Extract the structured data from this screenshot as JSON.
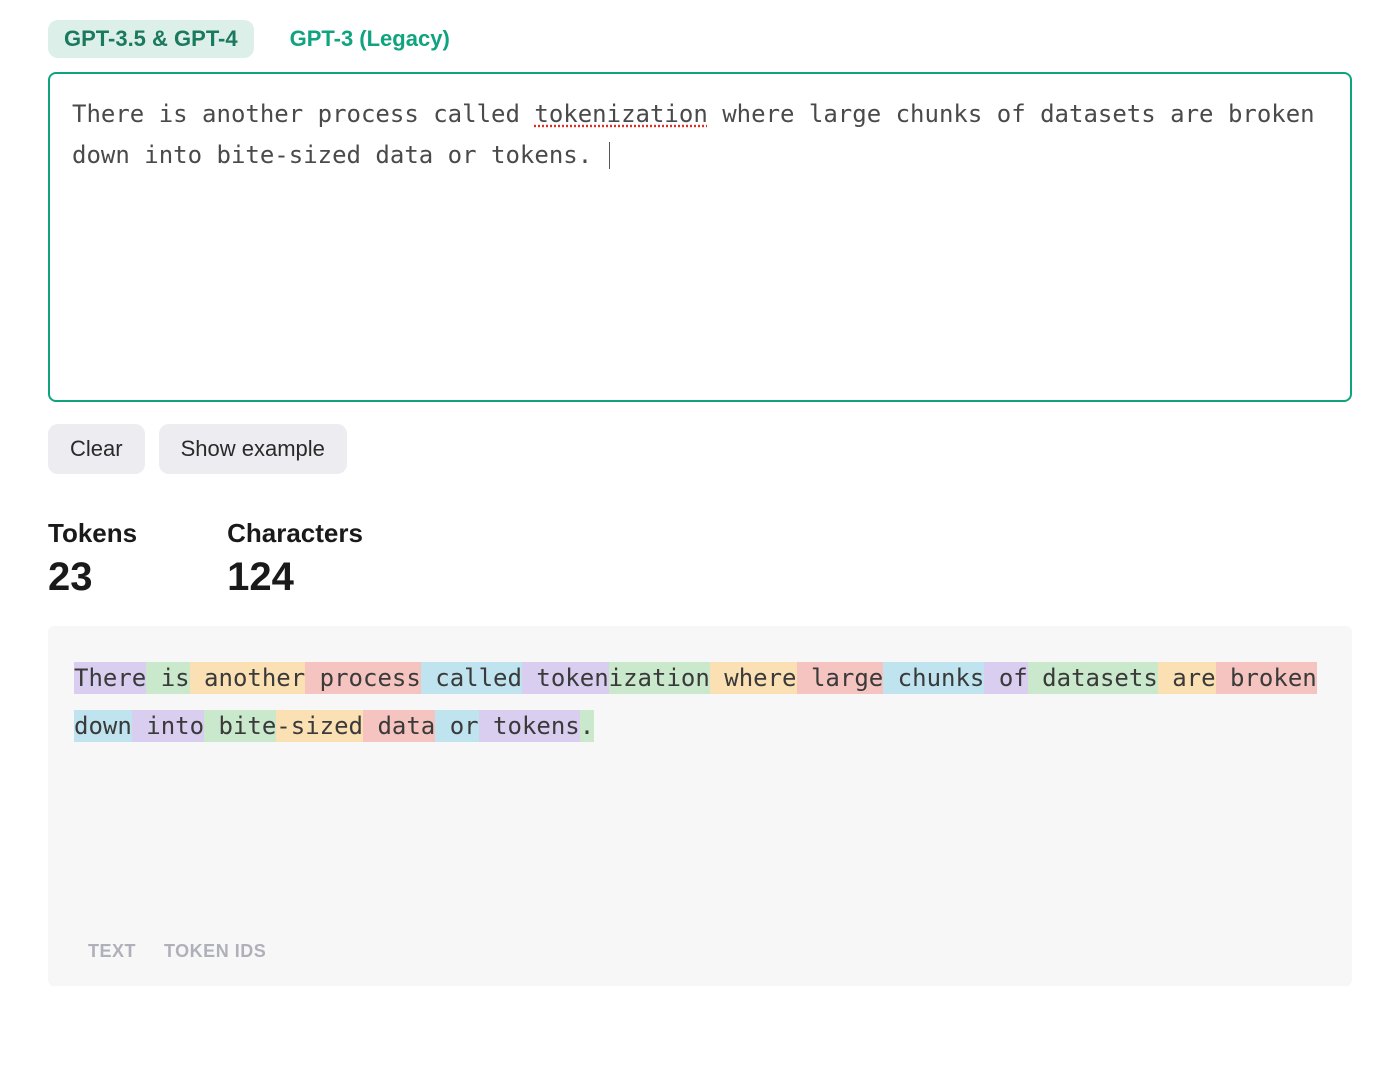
{
  "tabs": {
    "active": "GPT-3.5 & GPT-4",
    "inactive": "GPT-3 (Legacy)"
  },
  "input": {
    "before_spellerr": "There is another process called ",
    "spellerr_word": "tokenization",
    "after_spellerr": " where large chunks of datasets are broken down into bite-sized data or tokens. "
  },
  "buttons": {
    "clear": "Clear",
    "show_example": "Show example"
  },
  "stats": {
    "tokens_label": "Tokens",
    "tokens_value": "23",
    "characters_label": "Characters",
    "characters_value": "124"
  },
  "tokens": [
    {
      "t": "There",
      "c": 0
    },
    {
      "t": " is",
      "c": 1
    },
    {
      "t": " another",
      "c": 2
    },
    {
      "t": " process",
      "c": 3
    },
    {
      "t": " called",
      "c": 4
    },
    {
      "t": " token",
      "c": 0
    },
    {
      "t": "ization",
      "c": 1
    },
    {
      "t": " where",
      "c": 2
    },
    {
      "t": " large",
      "c": 3
    },
    {
      "t": " chunks",
      "c": 4
    },
    {
      "t": " of",
      "c": 0
    },
    {
      "t": " datasets",
      "c": 1
    },
    {
      "t": " are",
      "c": 2
    },
    {
      "t": " broken",
      "c": 3
    },
    {
      "t": " down",
      "c": 4
    },
    {
      "t": " into",
      "c": 0
    },
    {
      "t": " bite",
      "c": 1
    },
    {
      "t": "-sized",
      "c": 2
    },
    {
      "t": " data",
      "c": 3
    },
    {
      "t": " or",
      "c": 4
    },
    {
      "t": " tokens",
      "c": 0
    },
    {
      "t": ".",
      "c": 1
    },
    {
      "t": " ",
      "c": 2
    }
  ],
  "footer": {
    "text": "TEXT",
    "token_ids": "TOKEN IDS"
  }
}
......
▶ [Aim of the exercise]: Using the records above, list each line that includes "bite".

▶ [Exercise result]:
    "after_spellerr": " where large chunks of datasets are broken down into bite-sized data or tokens. "
      "t": " bite",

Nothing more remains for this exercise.